Ergonomics: Consider the ergonomics and weight of the tool. Since you’ll be handling it for extended periods, it’s important to choose a tool that feels comfortable and well-balanced in your hands.
Budget: Set a budget range that aligns with your needs and evaluate the available options within that range. Consider the long-term value of the tool, factoring in its durability and reliability.
Practical Tips for Selection: When it comes to selecting between a drill and an impact driver, the following practical tips will assist you in making an informed decision:
Research and Compare: Conduct thorough research and compare different models and brands. Read reviews from trusted sources to gain insight into their performance, durability, and user experiences.
Test and Handle: Whenever possible, visit local hardware stores or borrow tools from friends to test and handle different options. This hands-on experience will help you determine which tool feels most comfortable and suits your specific requirements.
Seek Expert Opinions: Consult professionals or experienced DIYers who have firsthand knowledge and experience with drills and impact drivers. They can provide valuable insights and recommendations based on their own usage and expertise.
Evaluating Corded vs. Cordless Options: Corded drills and impact drivers offer the advantage of consistent power output, making them suitable for demanding tasks. They eliminate the need for recharging batteries but may be limited in terms of mobility. On the other hand, cordless tools provide greater mobility and convenience but are dependent on battery life and may have slightly lower power output. Consider your specific project requirements and evaluate the pros and cons of each option.
Maintenance and Care: Proper maintenance and care are essential to ensure the longevity and optimal performance of your drill or impact driver. Regular cleaning, lubrication, and inspection of key components will help prevent issues and extend the lifespan of the tool. Follow the manufacturer’s guidelines for maintenance and storage, and address any problems or malfunctions promptly.
Specialized Features and Advanced Technology: Drills and impact drivers often come equipped with specialized features and advanced technologies that enhance their performance and user experience. These may include LED lights for better visibility in low-light conditions, adjustable clutches for precise torque control, and digital controls for ease of use. Explore the available options and consider which features align with your specific needs and preferences.
Safety Considerations: Safety should always be a top priority when working with power tools. Ensure you wear appropriate personal protective equipment (PPE) such as safety glasses, gloves, and ear protection. Secure your workpieces firmly to prevent slips or accidents. Familiarize yourself with the tool’s safety features and operating instructions, and follow proper techniques to avoid injuries.

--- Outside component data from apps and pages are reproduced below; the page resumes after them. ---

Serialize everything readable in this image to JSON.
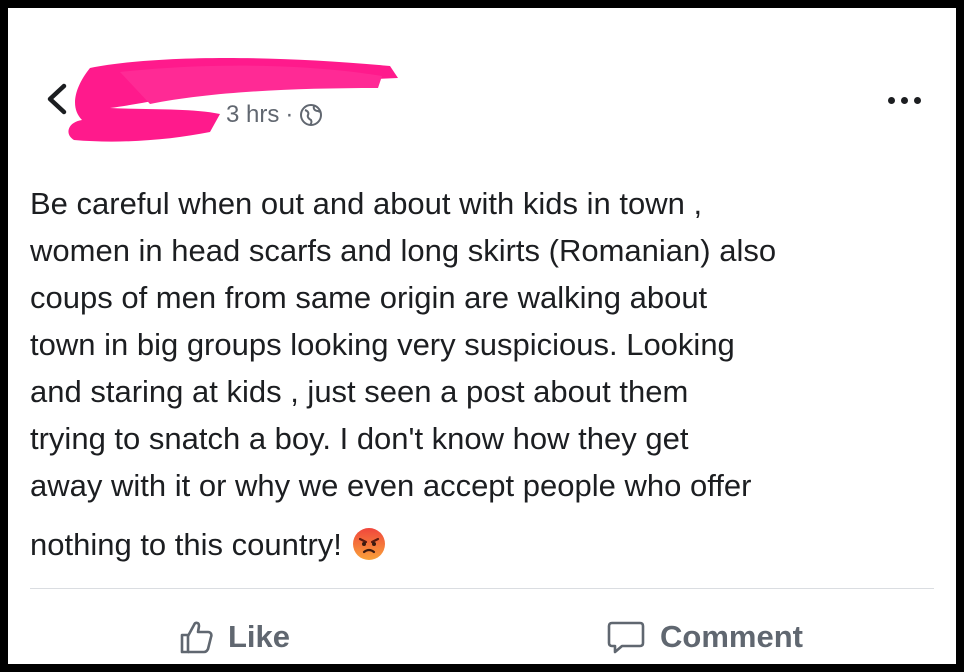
{
  "post": {
    "timestamp": "3 hrs",
    "separator": "·",
    "privacy_icon": "globe-icon",
    "lines": [
      "Be careful when out and about with kids in town ,",
      "women in head scarfs and long skirts (Romanian) also",
      "coups of men from same origin are walking about",
      "town in big groups looking very suspicious. Looking",
      "and staring at kids , just seen a post about them",
      "trying to snatch a boy. I don't know how they get",
      "away with it or why we even accept people who offer",
      "nothing to this country!"
    ],
    "emoji": "angry-face-icon"
  },
  "actions": {
    "like_label": "Like",
    "comment_label": "Comment"
  },
  "colors": {
    "redaction": "#ff1a8c",
    "text": "#1c1e21",
    "muted": "#606770",
    "divider": "#dadde1"
  }
}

Real-Life User Experiences: Real-life user experiences can provide valuable insights into the performance and usability of drills and impact drivers. Seek out reviews, testimonials, and anecdotes from professionals and DIYers who have used these tools in various projects. Their firsthand experiences can help you understand the practical aspects and potential challenges you may encounter.
Comparing Brand and Model Options: Consider reputable brands known for their quality, reliability, and customer support. Compare different models within your budget range, paying attention to factors such as warranty, customer reviews, and overall reputation. Look for models that align with your specific requirements and offer the features and performance you seek.
In conclusion, drills and impact drivers are both essential power tools that serve unique purposes and offer distinct advantages. Drills excel in versatility and precise control, making them suitable for a wide array of projects. Impact drivers, on the other hand, shine in high-torque applications, providing exceptional power and efficiency for driving screws and fasteners. By carefully considering your project requirements, torque needs, ergonomics, and budget, you can confidently choose